The probe, which was announced on June 22, 2018, ahead of last year’s national conference, focused on sexual misconduct accusations that spanned years and involved a number of different members.
During the press conference, Balta said he could not confirm the number of allegations the board ultimately investigated or whether any had been tied to the NAHJ Student Project.
One of the most immediate outcomes was a code of conduct that was sent to members of NAHJ on Wednesday, ahead of this year’s conference in San Antonio.
NAHJ adopted the new code of conduct and encouraged its partners, including the Society of Professional Journalists and the Radio Television Digital News Association, to do the same. In an email sent to conference-goers the organization said it would be considered “the official code of conduct for all of EIJ Conference. [sic]”
“The association strictly prohibits any form of … sexual or any other form of harassment or bullying, including unwelcome conduct, comments, gestures or contact, or intimidating or offensive behavior that is reasonably likely to cause offence or humiliation,” the document reads. “Any violation of the Code is viewed as a serious matter regardless of whether or not the matter in question results or could result in loss or damage to the Association. Neither an intention to benefit the Association nor arguments of efficiency or convenience will excuse a violation of the Code.”

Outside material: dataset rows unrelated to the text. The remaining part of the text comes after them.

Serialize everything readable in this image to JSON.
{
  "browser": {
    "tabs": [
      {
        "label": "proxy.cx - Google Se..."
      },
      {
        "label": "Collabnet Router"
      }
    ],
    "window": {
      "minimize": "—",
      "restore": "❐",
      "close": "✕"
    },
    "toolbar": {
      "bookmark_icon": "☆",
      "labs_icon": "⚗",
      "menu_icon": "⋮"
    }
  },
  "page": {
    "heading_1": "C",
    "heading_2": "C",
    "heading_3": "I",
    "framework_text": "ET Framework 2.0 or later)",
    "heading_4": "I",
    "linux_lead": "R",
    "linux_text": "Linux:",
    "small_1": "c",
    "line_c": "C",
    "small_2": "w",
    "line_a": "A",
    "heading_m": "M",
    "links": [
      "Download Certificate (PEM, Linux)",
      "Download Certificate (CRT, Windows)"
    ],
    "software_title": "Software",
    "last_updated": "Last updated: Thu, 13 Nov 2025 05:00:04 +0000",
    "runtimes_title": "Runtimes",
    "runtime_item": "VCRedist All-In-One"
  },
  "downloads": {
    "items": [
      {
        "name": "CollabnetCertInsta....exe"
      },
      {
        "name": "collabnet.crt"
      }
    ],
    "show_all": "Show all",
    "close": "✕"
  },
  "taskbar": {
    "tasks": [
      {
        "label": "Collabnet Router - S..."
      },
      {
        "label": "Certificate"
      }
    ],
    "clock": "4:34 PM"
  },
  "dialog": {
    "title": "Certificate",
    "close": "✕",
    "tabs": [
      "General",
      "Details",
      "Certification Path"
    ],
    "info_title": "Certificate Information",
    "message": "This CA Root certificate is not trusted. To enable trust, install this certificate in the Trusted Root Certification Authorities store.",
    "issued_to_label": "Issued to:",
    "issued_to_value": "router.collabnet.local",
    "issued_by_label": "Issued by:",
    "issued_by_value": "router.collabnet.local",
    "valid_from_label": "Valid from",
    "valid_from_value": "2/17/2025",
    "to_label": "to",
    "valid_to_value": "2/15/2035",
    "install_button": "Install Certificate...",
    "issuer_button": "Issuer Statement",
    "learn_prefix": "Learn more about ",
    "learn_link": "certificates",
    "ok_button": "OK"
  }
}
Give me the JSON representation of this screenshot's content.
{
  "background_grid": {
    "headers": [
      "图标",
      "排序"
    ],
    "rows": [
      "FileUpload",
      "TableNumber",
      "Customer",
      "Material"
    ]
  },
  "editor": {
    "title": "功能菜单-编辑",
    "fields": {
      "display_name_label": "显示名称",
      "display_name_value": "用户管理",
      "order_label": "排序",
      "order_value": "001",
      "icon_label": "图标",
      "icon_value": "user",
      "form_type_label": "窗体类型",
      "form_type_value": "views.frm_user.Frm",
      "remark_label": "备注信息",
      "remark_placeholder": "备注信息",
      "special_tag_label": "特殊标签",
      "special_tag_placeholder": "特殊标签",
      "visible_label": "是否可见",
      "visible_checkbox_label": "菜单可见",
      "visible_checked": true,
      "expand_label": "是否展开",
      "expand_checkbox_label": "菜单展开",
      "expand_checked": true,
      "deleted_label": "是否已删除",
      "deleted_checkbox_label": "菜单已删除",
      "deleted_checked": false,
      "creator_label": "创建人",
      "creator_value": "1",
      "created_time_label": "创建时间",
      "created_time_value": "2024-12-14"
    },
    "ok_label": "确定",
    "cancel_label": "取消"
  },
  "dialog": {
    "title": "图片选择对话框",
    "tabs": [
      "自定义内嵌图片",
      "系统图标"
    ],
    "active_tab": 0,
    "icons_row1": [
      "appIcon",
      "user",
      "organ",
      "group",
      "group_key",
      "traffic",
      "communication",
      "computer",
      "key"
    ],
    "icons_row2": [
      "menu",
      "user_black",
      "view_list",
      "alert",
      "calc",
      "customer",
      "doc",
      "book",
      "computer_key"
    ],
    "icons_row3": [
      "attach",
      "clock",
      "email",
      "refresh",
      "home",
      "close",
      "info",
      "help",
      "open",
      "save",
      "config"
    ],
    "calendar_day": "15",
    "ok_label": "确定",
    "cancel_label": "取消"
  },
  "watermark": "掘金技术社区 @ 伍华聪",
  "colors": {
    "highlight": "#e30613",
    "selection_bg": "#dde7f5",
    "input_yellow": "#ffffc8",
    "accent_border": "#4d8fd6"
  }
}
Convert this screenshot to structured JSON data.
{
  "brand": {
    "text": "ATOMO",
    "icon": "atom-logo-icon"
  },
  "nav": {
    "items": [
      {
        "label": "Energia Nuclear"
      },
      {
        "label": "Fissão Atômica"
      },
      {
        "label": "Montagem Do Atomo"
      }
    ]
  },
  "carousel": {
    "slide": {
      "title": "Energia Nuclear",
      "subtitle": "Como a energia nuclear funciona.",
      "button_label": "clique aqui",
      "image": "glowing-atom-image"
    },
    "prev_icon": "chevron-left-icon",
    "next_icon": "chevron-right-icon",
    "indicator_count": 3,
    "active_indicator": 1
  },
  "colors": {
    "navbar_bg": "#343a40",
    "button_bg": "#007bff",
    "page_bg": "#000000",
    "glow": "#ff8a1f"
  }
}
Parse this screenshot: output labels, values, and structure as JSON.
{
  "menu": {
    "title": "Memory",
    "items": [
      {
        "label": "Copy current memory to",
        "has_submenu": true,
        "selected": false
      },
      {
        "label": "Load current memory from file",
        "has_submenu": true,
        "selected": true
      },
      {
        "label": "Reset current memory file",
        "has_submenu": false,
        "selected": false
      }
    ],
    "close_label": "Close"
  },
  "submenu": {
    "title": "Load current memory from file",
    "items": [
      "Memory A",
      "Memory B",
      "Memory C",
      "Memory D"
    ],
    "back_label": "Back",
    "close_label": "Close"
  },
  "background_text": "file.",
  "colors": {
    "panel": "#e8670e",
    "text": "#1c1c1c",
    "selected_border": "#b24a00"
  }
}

Balta said more information, including a summary of the investigators’ findings, will be released to NAHJ members sometime within the next month.
One recommendation adopted by the board was to “provide resources” for any member who has been in a situation where they have felt uncomfortable or threatened. NAHJ officials included a phone number and email address for a “rapid response team” in the email sent to all EIJ attendees.
Balta said he wanted to have an update ready for members before the conference began, but decided taking more time to fully vet the results was more important.
“I respect and appreciate the work the committee did for more than a year, in order to really take the time to speak to as many people as possible, and form their conclusions and their recommendations,” Balta said.
When the investigation launched last summer, the board announced it was looking into “an allegation concerning misconduct by persons associated with the National Association of Hispanic Journalists which occurred a number of years ago.” A day earlier, a lifetime NAHJ member had raised similar concerns, and called for an investigation, in a Facebook post.
NAHJ lifetime member Russell Contreras, a reporter with the Associated Press, wrote that there had been problems with the 2010 Student Project “and beyond.” He has since declined to comment further.
David Plazas, who was a mentor for the 2010 Student Project, said in an email last year that he became aware of an inappropriate relationship between a mentor and a student during the 2010 Student Project. Plazas went on to serve as project director or co-director in 2012, 2014 and 2015, and had no misconduct complaints registered with him in those years.
The situation in 2010 was handled by Mekahlo Medina, the 2010 project leader, who reported it to the board, Plazas said. He said he has no “first-hand knowledge” of the ongoing investigation.
“The mentor-mentee were disciplined,” Medina told The Latino Reporter. “and a new policy was put in place in 2011 regarding a code of conduct for the mentors and mentees.”
Hundreds of college students have worked on the Student Project and other NAHJ development programs in the more than 30 years NAHJ’s student programs have existed.
Karina Elwood is a 2019 NAHJ Student Project participant. She is a junior at the University of Florida majoring in journalism. She is the features editor at the Independent Florida Alligator and spent her summer interning at the Orlando Sentinel justice and safety desk. Reach her at firstname.lastname@example.org and on Twitter at @Karina_Elwood.